═══ Record extracts ═══

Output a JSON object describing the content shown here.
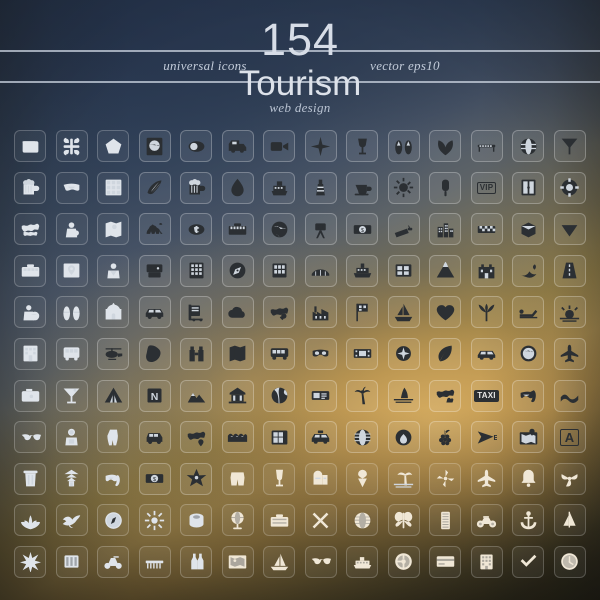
{
  "poster": {
    "header": {
      "count": "154",
      "title": "Tourism",
      "left_label": "universal icons",
      "right_label": "vector eps10",
      "sub_label": "web design"
    },
    "colors": {
      "bg_top_left": "#2b3b53",
      "bg_mid_warm": "#c2a15a",
      "bg_bottom": "#2b2a1c",
      "rule": "#d0d8e4",
      "heading_text": "#dde2ea",
      "serif_text": "#c3ccda",
      "icon_dark": "#2b2f33",
      "icon_light": "#dfe4ea",
      "tile_border": "rgba(255,255,255,0.20)"
    },
    "grid": {
      "columns": 14,
      "rows": 11,
      "total": 154,
      "tile_size": 32,
      "tile_radius": 6
    },
    "icons": [
      {
        "name": "wallet-icon",
        "glyph": "wallet",
        "ink": "light"
      },
      {
        "name": "luggage-tag-icon",
        "glyph": "bags",
        "ink": "light"
      },
      {
        "name": "pentagon-sign-icon",
        "glyph": "pentagon",
        "ink": "light"
      },
      {
        "name": "globe-card-icon",
        "glyph": "globecard",
        "ink": "dark"
      },
      {
        "name": "eclipse-icon",
        "glyph": "eclipse",
        "ink": "dark"
      },
      {
        "name": "camper-van-icon",
        "glyph": "van",
        "ink": "dark"
      },
      {
        "name": "video-camera-icon",
        "glyph": "videocam",
        "ink": "dark"
      },
      {
        "name": "compass-rose-icon",
        "glyph": "compassrose",
        "ink": "dark"
      },
      {
        "name": "wine-glass-icon",
        "glyph": "wineglass",
        "ink": "dark"
      },
      {
        "name": "flip-flops-icon",
        "glyph": "flipflops",
        "ink": "dark"
      },
      {
        "name": "leaf-pair-icon",
        "glyph": "leafpair",
        "ink": "dark"
      },
      {
        "name": "bench-icon",
        "glyph": "bench",
        "ink": "dark"
      },
      {
        "name": "globe-grid-icon",
        "glyph": "globegrid",
        "ink": "dark"
      },
      {
        "name": "pennant-icon",
        "glyph": "pennant",
        "ink": "dark"
      },
      {
        "name": "beer-mug-icon",
        "glyph": "beer",
        "ink": "light"
      },
      {
        "name": "ski-goggles-icon",
        "glyph": "goggles",
        "ink": "light"
      },
      {
        "name": "city-map-icon",
        "glyph": "citymap",
        "ink": "light"
      },
      {
        "name": "seashell-icon",
        "glyph": "shell",
        "ink": "dark"
      },
      {
        "name": "beer-mug-2-icon",
        "glyph": "beer",
        "ink": "dark"
      },
      {
        "name": "flame-leaf-icon",
        "glyph": "flameleaf",
        "ink": "dark"
      },
      {
        "name": "cruise-ship-icon",
        "glyph": "ship",
        "ink": "dark"
      },
      {
        "name": "lighthouse-icon",
        "glyph": "lighthouse",
        "ink": "dark"
      },
      {
        "name": "coffee-cup-icon",
        "glyph": "coffee",
        "ink": "dark"
      },
      {
        "name": "sun-icon",
        "glyph": "sun",
        "ink": "dark"
      },
      {
        "name": "ice-cream-bar-icon",
        "glyph": "icecreambar",
        "ink": "dark"
      },
      {
        "name": "vip-badge-icon",
        "glyph": "vip",
        "ink": "dark",
        "label": "VIP"
      },
      {
        "name": "hotel-door-icon",
        "glyph": "hoteldoor",
        "ink": "dark"
      },
      {
        "name": "life-ring-icon",
        "glyph": "lifering",
        "ink": "dark"
      },
      {
        "name": "world-map-icon",
        "glyph": "worldmap",
        "ink": "light"
      },
      {
        "name": "hunter-icon",
        "glyph": "hunter",
        "ink": "light"
      },
      {
        "name": "folded-map-icon",
        "glyph": "foldmap",
        "ink": "light"
      },
      {
        "name": "camel-icon",
        "glyph": "camel",
        "ink": "dark"
      },
      {
        "name": "coins-icon",
        "glyph": "coins",
        "ink": "dark"
      },
      {
        "name": "suitcase-icon",
        "glyph": "suitcase",
        "ink": "dark"
      },
      {
        "name": "earth-globe-icon",
        "glyph": "earth",
        "ink": "dark"
      },
      {
        "name": "tripod-camera-icon",
        "glyph": "tripod",
        "ink": "dark"
      },
      {
        "name": "banknote-icon",
        "glyph": "banknote",
        "ink": "dark"
      },
      {
        "name": "cigarette-icon",
        "glyph": "cigarette",
        "ink": "dark"
      },
      {
        "name": "city-skyline-icon",
        "glyph": "skyline",
        "ink": "dark"
      },
      {
        "name": "taxi-check-icon",
        "glyph": "taxicheck",
        "ink": "dark"
      },
      {
        "name": "crate-stack-icon",
        "glyph": "crates",
        "ink": "dark"
      },
      {
        "name": "bikini-bottom-icon",
        "glyph": "bikini",
        "ink": "dark"
      },
      {
        "name": "toolbox-icon",
        "glyph": "toolbox",
        "ink": "light"
      },
      {
        "name": "map-pin-icon",
        "glyph": "mappin",
        "ink": "light"
      },
      {
        "name": "tourist-icon",
        "glyph": "tourist",
        "ink": "light"
      },
      {
        "name": "instant-camera-icon",
        "glyph": "instacam",
        "ink": "dark"
      },
      {
        "name": "apartment-icon",
        "glyph": "apartment",
        "ink": "dark"
      },
      {
        "name": "compass-icon",
        "glyph": "compass",
        "ink": "dark"
      },
      {
        "name": "hotel-window-icon",
        "glyph": "hotelwin",
        "ink": "dark"
      },
      {
        "name": "bridge-icon",
        "glyph": "bridge",
        "ink": "dark"
      },
      {
        "name": "ferry-icon",
        "glyph": "ferry",
        "ink": "dark"
      },
      {
        "name": "window-icon",
        "glyph": "window",
        "ink": "dark"
      },
      {
        "name": "volcano-icon",
        "glyph": "volcano",
        "ink": "dark"
      },
      {
        "name": "castle-icon",
        "glyph": "castle",
        "ink": "dark"
      },
      {
        "name": "whale-tail-icon",
        "glyph": "whale",
        "ink": "dark"
      },
      {
        "name": "road-icon",
        "glyph": "road",
        "ink": "dark"
      },
      {
        "name": "traveler-globe-icon",
        "glyph": "travglobe",
        "ink": "light"
      },
      {
        "name": "slippers-icon",
        "glyph": "slippers",
        "ink": "light"
      },
      {
        "name": "mosque-icon",
        "glyph": "mosque",
        "ink": "light"
      },
      {
        "name": "car-icon",
        "glyph": "car",
        "ink": "dark"
      },
      {
        "name": "luggage-cart-icon",
        "glyph": "cart",
        "ink": "dark"
      },
      {
        "name": "cloud-icon",
        "glyph": "cloud",
        "ink": "dark"
      },
      {
        "name": "world-route-icon",
        "glyph": "worldroute",
        "ink": "dark"
      },
      {
        "name": "factory-icon",
        "glyph": "factory",
        "ink": "dark"
      },
      {
        "name": "flag-marker-icon",
        "glyph": "flagmark",
        "ink": "dark"
      },
      {
        "name": "sailboat-2-icon",
        "glyph": "sailboat",
        "ink": "dark"
      },
      {
        "name": "heart-icon",
        "glyph": "heart",
        "ink": "dark"
      },
      {
        "name": "palm-fan-icon",
        "glyph": "palmfan",
        "ink": "dark"
      },
      {
        "name": "sun-lounger-icon",
        "glyph": "lounger",
        "ink": "dark"
      },
      {
        "name": "sunrise-icon",
        "glyph": "sunrise",
        "ink": "dark"
      },
      {
        "name": "hotel-building-icon",
        "glyph": "hotelbldg",
        "ink": "light"
      },
      {
        "name": "bus-icon",
        "glyph": "bus",
        "ink": "light"
      },
      {
        "name": "helicopter-icon",
        "glyph": "helicopter",
        "ink": "dark"
      },
      {
        "name": "brazil-map-icon",
        "glyph": "brazil",
        "ink": "dark"
      },
      {
        "name": "binoculars-icon",
        "glyph": "binoculars",
        "ink": "dark"
      },
      {
        "name": "road-map-icon",
        "glyph": "roadmap",
        "ink": "dark"
      },
      {
        "name": "tour-bus-icon",
        "glyph": "tourbus",
        "ink": "dark"
      },
      {
        "name": "ski-mask-icon",
        "glyph": "skimask",
        "ink": "dark"
      },
      {
        "name": "film-strip-icon",
        "glyph": "filmstrip",
        "ink": "dark"
      },
      {
        "name": "compass-star-icon",
        "glyph": "compassstar",
        "ink": "dark"
      },
      {
        "name": "leaf-icon",
        "glyph": "leaf",
        "ink": "dark"
      },
      {
        "name": "sedan-icon",
        "glyph": "sedan",
        "ink": "dark"
      },
      {
        "name": "globe-circle-icon",
        "glyph": "globecircle",
        "ink": "dark"
      },
      {
        "name": "airplane-icon",
        "glyph": "airplane",
        "ink": "dark"
      },
      {
        "name": "photo-camera-icon",
        "glyph": "photocam",
        "ink": "light"
      },
      {
        "name": "cocktail-glass-icon",
        "glyph": "cocktail",
        "ink": "light"
      },
      {
        "name": "tent-icon",
        "glyph": "tent",
        "ink": "dark"
      },
      {
        "name": "north-sign-icon",
        "glyph": "northsign",
        "ink": "dark"
      },
      {
        "name": "mountains-icon",
        "glyph": "mountains",
        "ink": "dark"
      },
      {
        "name": "temple-icon",
        "glyph": "temple",
        "ink": "dark"
      },
      {
        "name": "beach-ball-icon",
        "glyph": "beachball",
        "ink": "dark"
      },
      {
        "name": "ticket-icon",
        "glyph": "ticket",
        "ink": "dark"
      },
      {
        "name": "palm-tree-icon",
        "glyph": "palmtree",
        "ink": "dark"
      },
      {
        "name": "shark-fin-icon",
        "glyph": "sharkfin",
        "ink": "dark"
      },
      {
        "name": "safari-map-icon",
        "glyph": "safari",
        "ink": "dark"
      },
      {
        "name": "taxi-sign-icon",
        "glyph": "taxi",
        "ink": "dark",
        "label": "TAXI"
      },
      {
        "name": "snorkel-icon",
        "glyph": "snorkel",
        "ink": "dark"
      },
      {
        "name": "wave-icon",
        "glyph": "wave",
        "ink": "dark"
      },
      {
        "name": "sunglasses-icon",
        "glyph": "sunglasses",
        "ink": "light"
      },
      {
        "name": "diver-icon",
        "glyph": "diver",
        "ink": "light"
      },
      {
        "name": "swimsuit-icon",
        "glyph": "swimsuit",
        "ink": "light"
      },
      {
        "name": "suv-icon",
        "glyph": "suv",
        "ink": "dark"
      },
      {
        "name": "world-pin-icon",
        "glyph": "worldpin",
        "ink": "dark"
      },
      {
        "name": "waves-icon",
        "glyph": "waves",
        "ink": "dark"
      },
      {
        "name": "minibar-icon",
        "glyph": "minibar",
        "ink": "dark"
      },
      {
        "name": "taxi-car-icon",
        "glyph": "taxicar",
        "ink": "dark"
      },
      {
        "name": "globe-wire-icon",
        "glyph": "globewire",
        "ink": "dark"
      },
      {
        "name": "fire-moon-icon",
        "glyph": "firemoon",
        "ink": "dark"
      },
      {
        "name": "grapes-icon",
        "glyph": "grapes",
        "ink": "dark"
      },
      {
        "name": "paper-plane-icon",
        "glyph": "paperplane",
        "ink": "dark"
      },
      {
        "name": "location-map-icon",
        "glyph": "locmap",
        "ink": "dark"
      },
      {
        "name": "a-sign-icon",
        "glyph": "asign",
        "ink": "dark",
        "label": "A"
      },
      {
        "name": "trash-bin-icon",
        "glyph": "trashbin",
        "ink": "light"
      },
      {
        "name": "pagoda-icon",
        "glyph": "pagoda",
        "ink": "light"
      },
      {
        "name": "diving-mask-icon",
        "glyph": "divemask",
        "ink": "light"
      },
      {
        "name": "dollar-note-icon",
        "glyph": "dollarnote",
        "ink": "dark"
      },
      {
        "name": "starfish-icon",
        "glyph": "starfish",
        "ink": "dark"
      },
      {
        "name": "swim-trunks-icon",
        "glyph": "trunks",
        "ink": "warm"
      },
      {
        "name": "champagne-glass-icon",
        "glyph": "champagne",
        "ink": "warm"
      },
      {
        "name": "mailbox-icon",
        "glyph": "mailbox",
        "ink": "warm"
      },
      {
        "name": "ice-cream-cone-icon",
        "glyph": "icecream",
        "ink": "warm"
      },
      {
        "name": "palm-beach-icon",
        "glyph": "palmbeach",
        "ink": "warm"
      },
      {
        "name": "windmill-icon",
        "glyph": "windmill",
        "ink": "warm"
      },
      {
        "name": "plane-2-icon",
        "glyph": "plane2",
        "ink": "warm"
      },
      {
        "name": "bell-icon",
        "glyph": "bell",
        "ink": "warm"
      },
      {
        "name": "fan-icon",
        "glyph": "fan",
        "ink": "warm"
      },
      {
        "name": "lotus-icon",
        "glyph": "lotus",
        "ink": "light"
      },
      {
        "name": "dolphin-icon",
        "glyph": "dolphin",
        "ink": "light"
      },
      {
        "name": "compass-dial-icon",
        "glyph": "compassdial",
        "ink": "light"
      },
      {
        "name": "sun-burst-icon",
        "glyph": "sunburst",
        "ink": "light"
      },
      {
        "name": "sushi-icon",
        "glyph": "sushi",
        "ink": "light"
      },
      {
        "name": "globe-stand-icon",
        "glyph": "globestand",
        "ink": "warm"
      },
      {
        "name": "suitcase-2-icon",
        "glyph": "suitcase2",
        "ink": "warm"
      },
      {
        "name": "cross-icon",
        "glyph": "cross",
        "ink": "warm"
      },
      {
        "name": "net-icon",
        "glyph": "net",
        "ink": "warm"
      },
      {
        "name": "butterfly-icon",
        "glyph": "butterfly",
        "ink": "warm"
      },
      {
        "name": "ticket-strip-icon",
        "glyph": "ticketstrip",
        "ink": "warm"
      },
      {
        "name": "motorcycle-icon",
        "glyph": "motorcycle",
        "ink": "warm"
      },
      {
        "name": "anchor-icon",
        "glyph": "anchor",
        "ink": "warm"
      },
      {
        "name": "sailboat-3-icon",
        "glyph": "sail3",
        "ink": "warm"
      },
      {
        "name": "snowflake-star-icon",
        "glyph": "snowstar",
        "ink": "light"
      },
      {
        "name": "dominoes-icon",
        "glyph": "dominoes",
        "ink": "light"
      },
      {
        "name": "scooter-icon",
        "glyph": "scooter",
        "ink": "light"
      },
      {
        "name": "pier-icon",
        "glyph": "pier",
        "ink": "light"
      },
      {
        "name": "bottles-icon",
        "glyph": "bottles",
        "ink": "light"
      },
      {
        "name": "map-frame-icon",
        "glyph": "mapframe",
        "ink": "warm"
      },
      {
        "name": "sailboat-4-icon",
        "glyph": "sail4",
        "ink": "warm"
      },
      {
        "name": "sunglasses-2-icon",
        "glyph": "sunglasses2",
        "ink": "warm"
      },
      {
        "name": "ferry-boat-icon",
        "glyph": "ferryboat",
        "ink": "warm"
      },
      {
        "name": "steering-wheel-icon",
        "glyph": "steering",
        "ink": "warm"
      },
      {
        "name": "credit-card-icon",
        "glyph": "creditcard",
        "ink": "warm"
      },
      {
        "name": "hotel-grid-icon",
        "glyph": "hotelgrid",
        "ink": "warm"
      },
      {
        "name": "check-mark-icon",
        "glyph": "check",
        "ink": "warm"
      },
      {
        "name": "clock-icon",
        "glyph": "clock",
        "ink": "warm"
      }
    ]
  }
}
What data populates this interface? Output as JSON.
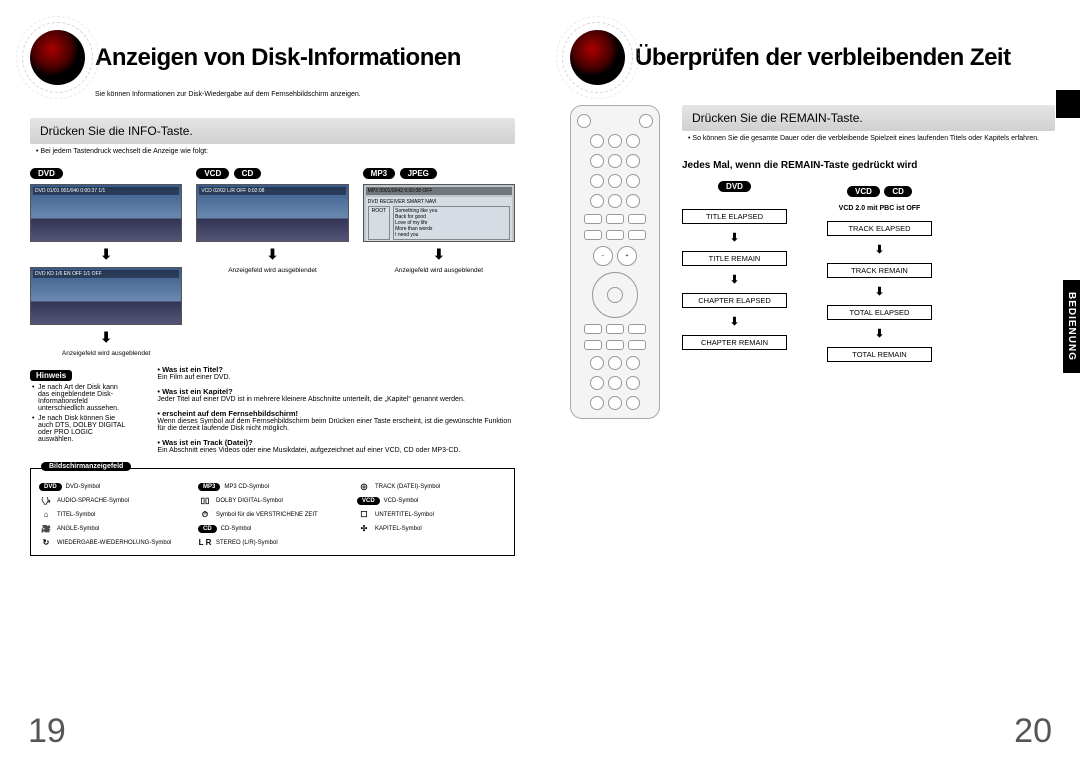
{
  "left": {
    "title": "Anzeigen von Disk-Informationen",
    "subtitle": "Sie können Informationen zur Disk-Wiedergabe auf dem Fernsehbildschirm anzeigen.",
    "instruction": "Drücken Sie die INFO-Taste.",
    "instr_note": "Bei jedem Tastendruck wechselt die Anzeige wie folgt:",
    "badges": {
      "dvd": "DVD",
      "vcd": "VCD",
      "cd": "CD",
      "mp3": "MP3",
      "jpeg": "JPEG"
    },
    "dvd_osd1": "DVD  01/01  001/040  0:00:37  1/1",
    "dvd_osd2": "DVD  KD 1/6  EN  OFF 1/1  OFF",
    "vcd_osd": "VCD  02/02  L/R  OFF  0:02:08",
    "mp3_header": "MP3  0001/0042  0:00:08  OFF",
    "mp3_title": "DVD RECEIVER  SMART NAVI",
    "mp3_root": "ROOT",
    "mp3_items": [
      "Something like you",
      "Back for good",
      "Love of my life",
      "More than words",
      "I need you"
    ],
    "caption_hidden": "Anzeigefeld wird ausgeblendet",
    "hinweis_label": "Hinweis",
    "notes": [
      "Je nach Art der Disk kann das eingeblendete Disk-Informationsfeld unterschiedlich aussehen.",
      "Je nach Disk können Sie auch DTS, DOLBY DIGITAL oder PRO LOGIC auswählen."
    ],
    "glossary": [
      {
        "term": "Was ist ein Titel?",
        "desc": "Ein Film auf einer DVD."
      },
      {
        "term": "Was ist ein Kapitel?",
        "desc": "Jeder Titel auf einer DVD ist in mehrere kleinere Abschnitte unterteilt, die „Kapitel“ genannt werden."
      },
      {
        "term": "erscheint auf dem Fernsehbildschirm!",
        "desc": "Wenn dieses Symbol auf dem Fernsehbildschirm beim Drücken einer Taste erscheint, ist die gewünschte Funktion für die derzeit laufende Disk nicht möglich."
      },
      {
        "term": "Was ist ein Track (Datei)?",
        "desc": "Ein Abschnitt eines Videos oder eine Musikdatei, aufgezeichnet auf einer VCD, CD oder MP3-CD."
      }
    ],
    "legend_label": "Bildschirmanzeigefeld",
    "legend": [
      {
        "sym": "DVD",
        "pill": true,
        "text": "DVD-Symbol"
      },
      {
        "sym": "MP3",
        "pill": true,
        "text": "MP3 CD-Symbol"
      },
      {
        "sym": "◎",
        "text": "TRACK (DATEI)-Symbol"
      },
      {
        "sym": "🗣",
        "text": "AUDIO-SPRACHE-Symbol"
      },
      {
        "sym": "▯▯",
        "text": "DOLBY DIGITAL-Symbol"
      },
      {
        "sym": "VCD",
        "pill": true,
        "text": "VCD-Symbol"
      },
      {
        "sym": "⌂",
        "text": "TITEL-Symbol"
      },
      {
        "sym": "⏱",
        "text": "Symbol für die VERSTRICHENE ZEIT"
      },
      {
        "sym": "☐",
        "text": "UNTERTITEL-Symbol"
      },
      {
        "sym": "🎥",
        "text": "ANGLE-Symbol"
      },
      {
        "sym": "CD",
        "pill": true,
        "text": "CD-Symbol"
      },
      {
        "sym": "✣",
        "text": "KAPITEL-Symbol"
      },
      {
        "sym": "↻",
        "text": "WIEDERGABE-WIEDERHOLUNG-Symbol"
      },
      {
        "sym": "L R",
        "text": "STEREO (L/R)-Symbol"
      }
    ],
    "pagenum": "19"
  },
  "right": {
    "title": "Überprüfen der verbleibenden Zeit",
    "instruction": "Drücken Sie die REMAIN-Taste.",
    "instr_note": "So können Sie die gesamte Dauer oder die verbleibende Spielzeit eines laufenden Titels oder Kapitels erfahren.",
    "block_head": "Jedes Mal, wenn die REMAIN-Taste gedrückt wird",
    "dvd_badge": "DVD",
    "vcd_badge": "VCD",
    "cd_badge": "CD",
    "vcd_note": "VCD 2.0 mit PBC ist OFF",
    "dvd_states": [
      "TITLE ELAPSED",
      "TITLE REMAIN",
      "CHAPTER ELAPSED",
      "CHAPTER REMAIN"
    ],
    "vcd_states": [
      "TRACK ELAPSED",
      "TRACK REMAIN",
      "TOTAL ELAPSED",
      "TOTAL REMAIN"
    ],
    "side_tab": "BEDIENUNG",
    "pagenum": "20"
  }
}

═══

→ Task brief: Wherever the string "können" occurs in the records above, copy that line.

→ Output below:
    "subtitle": "Sie können Informationen zur Disk-Wiedergabe auf dem Fernsehbildschirm anzeigen.",
      "Je nach Disk können Sie auch DTS, DOLBY DIGITAL oder PRO LOGIC auswählen."
    "instr_note": "So können Sie die gesamte Dauer oder die verbleibende Spielzeit eines laufenden Titels oder Kapitels erfahren.",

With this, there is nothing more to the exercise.